Former Briarwood care assistant and witness Laura Copling was cross-examined on the second day of the trial of three people accused ill treating and neglecting three men and five women at the former Briarwood Rest Home in Lostock Hall, Preston.

Owners Meghadeven Pumien, 64, and Indranee Pumbien, 59, of Grosvenor Place, Ashton, Preston, deny neglect in respect of resident Margaret Wheatley’s injuries and perverting the course of justice.

Indranee Pumbien denies 13 counts of ill treatment and Meghadeven denies neglecting to provide adequate lifting equipment and training.

Their employee Niphawan Berry, denies causing grievous bodily harm by lowering Mrs Wheatley into a scalding hot bath, a charge of ill treatment in which she is alleged to have pushed a patient forcibly back into his chair and a charge of neglect after allegedly failing to seek treatment for Mrs Wheatley’s scalds.

Miss Copling worked alongside Berry, 42, of Christ Church Street, Preston, who she knows as ‘Lek’, the day Mrs Wheatley, who suffered dementia, was scalded, Preston Crown Court was told.

Laura described to the court how she ran a bath for her before Berry took over.

She said: “I went down and told Lek the bath was for Margaret. She had already got her dressed and ready and brought her out of her room. I went back into the bathroom and turned it off and put some cold in. Lek walked in and I told her I was hot and walked out.

“I heard a scream but she does sometimes scream when you put her in the bath. She screamed twice.”

Berry’s defence lawyer said: “I’m going to suggest you didn’t tell us the whole truth, I don’t expect you’ll agree with me.

After quizzing her about bathing records, he said: “Is is that you, due to the passage of time, don’t remember?

“Or are you desperately trying to not be linked in any way to the bathing of residents on that day?”

Miss Copling denied bathing her, and told the court false entries had been made on records that were presented to the court.

Asked why she had said she had not done certain tasks when records showed her name next to them, she said she could not remember because it was a year ago, but added: “When you get rung up at 6.30pm saying someone’s covered in blisters and they are having to peel her socks off - that’s what you remember.”

Earlier in her evidence, Miss Copling told the jury after leaving her job at the care home, she was approached by the couple in a car, who drove her away from her home and “told her what to say to the police”.:

She said: “They thought I might tell the police everything and they told me not too.

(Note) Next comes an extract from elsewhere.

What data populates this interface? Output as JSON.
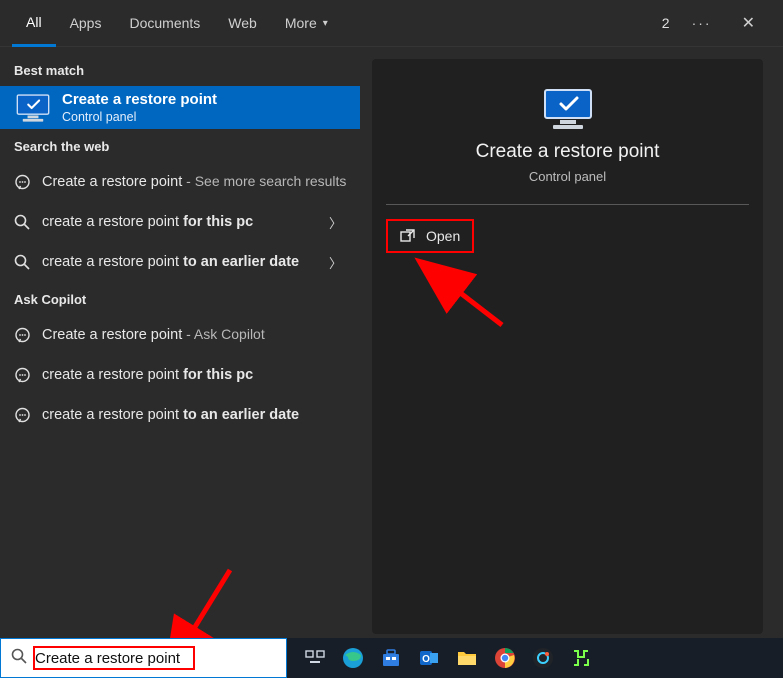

“She told me to say Bev was working that morning, and she said she would give me a good reference. She didn’t like Bev.

“I was just agreeing with her, but I didn’t agree with her. She was paranoid, thinking people were following us.

“She said, ‘I hope you’ve not been recording me.’”

(Proceeding)